(Beginning of Data records)

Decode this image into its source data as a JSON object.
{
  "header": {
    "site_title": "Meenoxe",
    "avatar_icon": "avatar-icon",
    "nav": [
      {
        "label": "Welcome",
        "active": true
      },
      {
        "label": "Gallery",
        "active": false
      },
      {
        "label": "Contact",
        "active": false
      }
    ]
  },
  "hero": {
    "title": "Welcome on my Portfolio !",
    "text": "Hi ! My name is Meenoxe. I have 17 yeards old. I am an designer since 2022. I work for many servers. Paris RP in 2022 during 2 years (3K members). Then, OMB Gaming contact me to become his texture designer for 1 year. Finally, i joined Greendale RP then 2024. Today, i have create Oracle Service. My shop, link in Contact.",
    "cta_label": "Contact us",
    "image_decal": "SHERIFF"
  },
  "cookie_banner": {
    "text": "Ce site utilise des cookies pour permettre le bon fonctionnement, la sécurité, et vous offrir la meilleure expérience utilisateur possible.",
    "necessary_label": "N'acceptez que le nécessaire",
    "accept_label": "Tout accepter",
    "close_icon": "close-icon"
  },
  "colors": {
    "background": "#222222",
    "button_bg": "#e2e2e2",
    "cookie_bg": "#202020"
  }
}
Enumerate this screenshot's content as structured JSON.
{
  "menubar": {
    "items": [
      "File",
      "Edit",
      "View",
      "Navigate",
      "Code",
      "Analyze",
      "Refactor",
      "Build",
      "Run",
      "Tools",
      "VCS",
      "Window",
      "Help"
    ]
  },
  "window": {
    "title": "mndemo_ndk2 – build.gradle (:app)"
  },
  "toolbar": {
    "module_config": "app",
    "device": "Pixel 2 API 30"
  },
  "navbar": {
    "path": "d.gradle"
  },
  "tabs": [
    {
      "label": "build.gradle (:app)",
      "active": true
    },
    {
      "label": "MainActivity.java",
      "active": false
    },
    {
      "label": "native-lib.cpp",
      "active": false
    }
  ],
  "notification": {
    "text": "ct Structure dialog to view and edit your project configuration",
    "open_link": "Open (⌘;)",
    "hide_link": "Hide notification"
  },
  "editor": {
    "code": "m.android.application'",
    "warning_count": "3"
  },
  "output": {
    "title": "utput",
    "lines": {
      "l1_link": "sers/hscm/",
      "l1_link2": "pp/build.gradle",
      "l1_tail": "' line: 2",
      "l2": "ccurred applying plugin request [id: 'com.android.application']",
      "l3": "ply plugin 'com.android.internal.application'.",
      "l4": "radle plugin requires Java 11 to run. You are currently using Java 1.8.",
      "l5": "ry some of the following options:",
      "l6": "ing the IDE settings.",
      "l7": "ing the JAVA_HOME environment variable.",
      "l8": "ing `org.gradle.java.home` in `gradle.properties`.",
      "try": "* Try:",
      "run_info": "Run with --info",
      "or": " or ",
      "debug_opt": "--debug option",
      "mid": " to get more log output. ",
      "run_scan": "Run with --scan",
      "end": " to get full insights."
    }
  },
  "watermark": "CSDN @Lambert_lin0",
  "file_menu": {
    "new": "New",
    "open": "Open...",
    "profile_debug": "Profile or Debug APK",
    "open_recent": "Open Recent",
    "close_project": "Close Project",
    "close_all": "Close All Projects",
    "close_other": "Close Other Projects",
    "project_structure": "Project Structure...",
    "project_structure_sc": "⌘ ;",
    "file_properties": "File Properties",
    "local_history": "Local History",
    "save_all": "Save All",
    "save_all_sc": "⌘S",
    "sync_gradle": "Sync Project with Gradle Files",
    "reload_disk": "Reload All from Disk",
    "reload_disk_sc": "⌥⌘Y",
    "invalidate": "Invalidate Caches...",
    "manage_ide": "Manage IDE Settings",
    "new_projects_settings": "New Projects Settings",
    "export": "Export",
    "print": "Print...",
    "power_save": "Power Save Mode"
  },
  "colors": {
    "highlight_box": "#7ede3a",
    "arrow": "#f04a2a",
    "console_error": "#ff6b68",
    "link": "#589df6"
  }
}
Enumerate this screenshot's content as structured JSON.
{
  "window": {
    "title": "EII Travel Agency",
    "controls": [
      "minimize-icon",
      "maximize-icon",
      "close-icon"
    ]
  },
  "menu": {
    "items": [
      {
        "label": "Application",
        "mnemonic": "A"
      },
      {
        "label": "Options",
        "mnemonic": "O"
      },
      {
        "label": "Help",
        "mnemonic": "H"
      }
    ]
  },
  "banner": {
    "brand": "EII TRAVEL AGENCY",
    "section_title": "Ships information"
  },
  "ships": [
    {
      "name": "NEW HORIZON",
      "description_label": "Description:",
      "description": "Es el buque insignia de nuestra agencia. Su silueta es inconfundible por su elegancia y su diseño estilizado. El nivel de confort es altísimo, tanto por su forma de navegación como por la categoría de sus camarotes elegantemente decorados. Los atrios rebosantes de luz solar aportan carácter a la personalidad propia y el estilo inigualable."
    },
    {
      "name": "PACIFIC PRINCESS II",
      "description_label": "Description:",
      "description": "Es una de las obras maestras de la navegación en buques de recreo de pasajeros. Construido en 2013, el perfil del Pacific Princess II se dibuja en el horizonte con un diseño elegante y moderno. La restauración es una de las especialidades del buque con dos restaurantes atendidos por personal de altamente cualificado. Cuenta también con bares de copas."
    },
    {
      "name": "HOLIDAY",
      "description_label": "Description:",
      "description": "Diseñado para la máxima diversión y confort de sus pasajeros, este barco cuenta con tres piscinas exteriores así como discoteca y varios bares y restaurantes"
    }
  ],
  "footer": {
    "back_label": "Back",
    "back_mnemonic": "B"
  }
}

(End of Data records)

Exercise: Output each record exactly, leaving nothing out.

Exercise response:
Decode this image into its source data as a JSON object.
{
  "header": {
    "site_title": "Meenoxe",
    "avatar_icon": "avatar-icon",
    "nav": [
      {
        "label": "Welcome",
        "active": true
      },
      {
        "label": "Gallery",
        "active": false
      },
      {
        "label": "Contact",
        "active": false
      }
    ]
  },
  "hero": {
    "title": "Welcome on my Portfolio !",
    "text": "Hi ! My name is Meenoxe. I have 17 yeards old. I am an designer since 2022. I work for many servers. Paris RP in 2022 during 2 years (3K members). Then, OMB Gaming contact me to become his texture designer for 1 year. Finally, i joined Greendale RP then 2024. Today, i have create Oracle Service. My shop, link in Contact.",
    "cta_label": "Contact us",
    "image_decal": "SHERIFF"
  },
  "cookie_banner": {
    "text": "Ce site utilise des cookies pour permettre le bon fonctionnement, la sécurité, et vous offrir la meilleure expérience utilisateur possible.",
    "necessary_label": "N'acceptez que le nécessaire",
    "accept_label": "Tout accepter",
    "close_icon": "close-icon"
  },
  "colors": {
    "background": "#222222",
    "button_bg": "#e2e2e2",
    "cookie_bg": "#202020"
  }
}
Enumerate this screenshot's content as structured JSON.
{
  "menubar": {
    "items": [
      "File",
      "Edit",
      "View",
      "Navigate",
      "Code",
      "Analyze",
      "Refactor",
      "Build",
      "Run",
      "Tools",
      "VCS",
      "Window",
      "Help"
    ]
  },
  "window": {
    "title": "mndemo_ndk2 – build.gradle (:app)"
  },
  "toolbar": {
    "module_config": "app",
    "device": "Pixel 2 API 30"
  },
  "navbar": {
    "path": "d.gradle"
  },
  "tabs": [
    {
      "label": "build.gradle (:app)",
      "active": true
    },
    {
      "label": "MainActivity.java",
      "active": false
    },
    {
      "label": "native-lib.cpp",
      "active": false
    }
  ],
  "notification": {
    "text": "ct Structure dialog to view and edit your project configuration",
    "open_link": "Open (⌘;)",
    "hide_link": "Hide notification"
  },
  "editor": {
    "code": "m.android.application'",
    "warning_count": "3"
  },
  "output": {
    "title": "utput",
    "lines": {
      "l1_link": "sers/hscm/",
      "l1_link2": "pp/build.gradle",
      "l1_tail": "' line: 2",
      "l2": "ccurred applying plugin request [id: 'com.android.application']",
      "l3": "ply plugin 'com.android.internal.application'.",
      "l4": "radle plugin requires Java 11 to run. You are currently using Java 1.8.",
      "l5": "ry some of the following options:",
      "l6": "ing the IDE settings.",
      "l7": "ing the JAVA_HOME environment variable.",
      "l8": "ing `org.gradle.java.home` in `gradle.properties`.",
      "try": "* Try:",
      "run_info": "Run with --info",
      "or": " or ",
      "debug_opt": "--debug option",
      "mid": " to get more log output. ",
      "run_scan": "Run with --scan",
      "end": " to get full insights."
    }
  },
  "watermark": "CSDN @Lambert_lin0",
  "file_menu": {
    "new": "New",
    "open": "Open...",
    "profile_debug": "Profile or Debug APK",
    "open_recent": "Open Recent",
    "close_project": "Close Project",
    "close_all": "Close All Projects",
    "close_other": "Close Other Projects",
    "project_structure": "Project Structure...",
    "project_structure_sc": "⌘ ;",
    "file_properties": "File Properties",
    "local_history": "Local History",
    "save_all": "Save All",
    "save_all_sc": "⌘S",
    "sync_gradle": "Sync Project with Gradle Files",
    "reload_disk": "Reload All from Disk",
    "reload_disk_sc": "⌥⌘Y",
    "invalidate": "Invalidate Caches...",
    "manage_ide": "Manage IDE Settings",
    "new_projects_settings": "New Projects Settings",
    "export": "Export",
    "print": "Print...",
    "power_save": "Power Save Mode"
  },
  "colors": {
    "highlight_box": "#7ede3a",
    "arrow": "#f04a2a",
    "console_error": "#ff6b68",
    "link": "#589df6"
  }
}
Enumerate this screenshot's content as structured JSON.
{
  "window": {
    "title": "EII Travel Agency",
    "controls": [
      "minimize-icon",
      "maximize-icon",
      "close-icon"
    ]
  },
  "menu": {
    "items": [
      {
        "label": "Application",
        "mnemonic": "A"
      },
      {
        "label": "Options",
        "mnemonic": "O"
      },
      {
        "label": "Help",
        "mnemonic": "H"
      }
    ]
  },
  "banner": {
    "brand": "EII TRAVEL AGENCY",
    "section_title": "Ships information"
  },
  "ships": [
    {
      "name": "NEW HORIZON",
      "description_label": "Description:",
      "description": "Es el buque insignia de nuestra agencia. Su silueta es inconfundible por su elegancia y su diseño estilizado. El nivel de confort es altísimo, tanto por su forma de navegación como por la categoría de sus camarotes elegantemente decorados. Los atrios rebosantes de luz solar aportan carácter a la personalidad propia y el estilo inigualable."
    },
    {
      "name": "PACIFIC PRINCESS II",
      "description_label": "Description:",
      "description": "Es una de las obras maestras de la navegación en buques de recreo de pasajeros. Construido en 2013, el perfil del Pacific Princess II se dibuja en el horizonte con un diseño elegante y moderno. La restauración es una de las especialidades del buque con dos restaurantes atendidos por personal de altamente cualificado. Cuenta también con bares de copas."
    },
    {
      "name": "HOLIDAY",
      "description_label": "Description:",
      "description": "Diseñado para la máxima diversión y confort de sus pasajeros, este barco cuenta con tres piscinas exteriores así como discoteca y varios bares y restaurantes"
    }
  ],
  "footer": {
    "back_label": "Back",
    "back_mnemonic": "B"
  }
}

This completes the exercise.